Transcript of Conan and Barbara talking about their work as case managers - extended clip
Conan: A case manager plans a prison sentence from end to end. We could schedule a program for the violence, and then we could also schedule something for the alcohol abuse. Many prisoners come in with the view that employment is their biggest issue. Whatever they seem interested in, we can give them means by which to get qualifications, and help them gather a bit of a portfolio for when they're released.
Barbara: Then working with them, encouraging, motivating, supporting them throughout that sentence to achieve those activities.
Conan: We'll oversee everything that ideally goes on within the prisoner's sentence. And the average day would be interviewing prisoners, discussing issues about their offending, whatever issues they have at the time, whether it's with their environment, and the units. So we'll come back and record everything. We do case notes. We do risk assessments. We provide parole reports. It can be at least 50% administrative work. If you're particularly quick on the computer, then you'll do well, and you can spend more time with the face to face.
Regularly, there's meetings with colleagues, custodial staff, psych services, and programme facilitators and probation. We get together and we provide expertise from our relevant roles, to help a prisoner through whatever issue they might be going through at the time.
Barbara: I actually do feel safe in my job. I always make a point not to become complacent about being aware of my own safety, and knowing who to call, having the right equipment so that you can call on the radio if you need it, and knowing what to do if the actual conversation gets elevated.
Conan: Having fun at times when it's appropriate, is a good release. Core qualities and attributes for this job, I'd say would be to want to help people change, be willing to deal with some really meaty issues and help people through those, to be able to work as part of an effective team, having a pretty calm manner about yourself - non-threatening. You've got to be actually a good communicator as well, verbally and written. Because there's a lot of paperwork and there's a lot of face to face contact.

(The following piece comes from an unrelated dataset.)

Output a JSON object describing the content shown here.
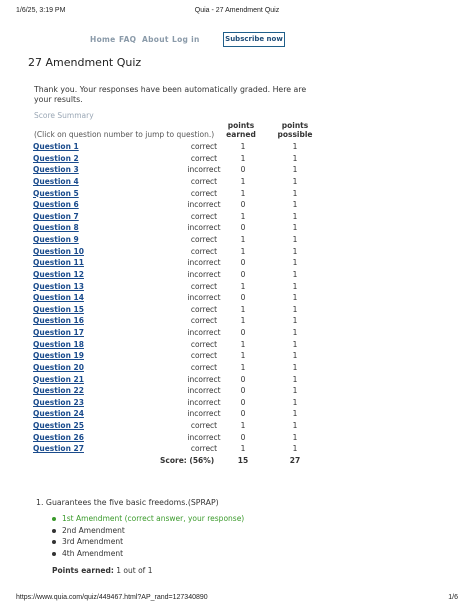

Barbara: You need to be able to empathise, but have really strong professional boundaries because you're working in an environment where, perhaps, you will be tested by prisoners at times. You need to be honest. You need to be reliable, and time management skills are a must. It's really important to be able to manage your workload as a case manager, because as I've said, it varies from day to day, week to week. So we need to be able to prioritise and time manage all that.
It is very important to have a really good attitude to all cultures. I mean, there is a big percentage of Maori in New Zealand prisons. We do have an obligation under the treaty, to actually provide services and programmes particularly related to Maori. Also our staff, I mean we're all, very multicultural.
Conan: You're not always dealing with people who want to change. And that can be a difficult thing, because you can come in, with the best intentions, and someone's just going to not want a bar of it. Generally, for everybody there, there's a way around whatever obstacle a prisoner might have at the time, so we can always find a way.
Barbara: The way that I know that I've made a difference is if somebody doesn't come back to prison. Another way is if somebody actually says something like, "you know when you said such and such three months ago, well I've had a think about that, and now, I didn't want to go and attend any programmes, but now I'm going to."